David Pomfret spoke out as the college begins consulting with staff on a range of proposals designed to help claw back a £2 million budget deficit.
One of the proposals is to close the college’s Apple Wood Children’s Nursery by the end of July – with the loss of 15 full and part-time jobs.
Mr Pomfret stressed that the college faced the “impossible” task of continuing to deliver high-quality education with ever-decreasing funding.
“In the build-up to the general election, I call on all our parliamentary candidates to recognise the longer-term impact of the unprecedented scale of these cuts,” he said.
Mr Pomfret warned it would be “impossible” to make savings of the level required without affecting jobs.
But he said every effort would be made to keep job losses to a minimum, and the majority of staffing reductions will be in non-teaching areas, such as those at Apple Wood Nursery.
Mr Pomfret said the college was now consulting with staff on a range of cost-saving proposals, a “direct result” of year-on-year cuts.
He said the college was currently facing cuts of £1.7 million, and when combined with increased national insurance and pension costs, means it is looking at a budget reduction of almost £2m in 2015-2016.

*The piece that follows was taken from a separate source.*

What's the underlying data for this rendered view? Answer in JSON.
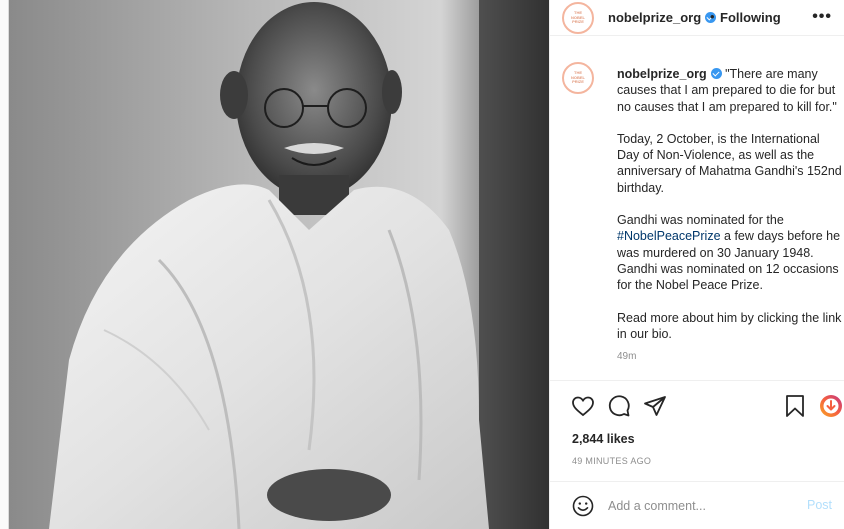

The bulk of the savings will be achieved from non-pay budgets and the proposals include savings in IT and property costs as well as the re-location of the employer training department from the Priory Centre in Downham to the Lynn campus.
The college has also indicated the possibility of having to close the specialist courses currently delivered at Lynn’s Plaxtole House unless it can secure suitable alternative premises.
Mr Pomfret said: “These proposals are a direct result of the cumulative impact of year-on-year government funding cuts, which have resulted in a £6 million reduction in funding over the past three years.
“Together with colleges across the country, we face an almost impossible task of being able to continue to deliver high quality education and training in first class facilities with ever-decreasing funding.
“In the build-up to the general election, I call on all our parliamentary candidates to recognise the longer-term impact of the unprecedented scale of these cuts and the unfairness of the current funding arrangements for post-16 education.
“The proposals aim to achieve the required savings whilst minimising the impact on our core business of teaching and learning as well as protecting frontline services.”
North West Norfolk Conservative candidate Henry Bellingham said the government was still running at an £85 to £90 billion deficit.
“Unfortunately, investments cannot be made in education, or other sectors such as the NHS, until the economy gets back to growth.”
He said there had been an increase in post-16 education funding nationally, some of which helped create the university faculty at the college, but said anything that represented a removal of facilities for students and staff was a backward step.
“I welcome the comments from Mr Pomfret and will be raising the issue with ministers,” he added.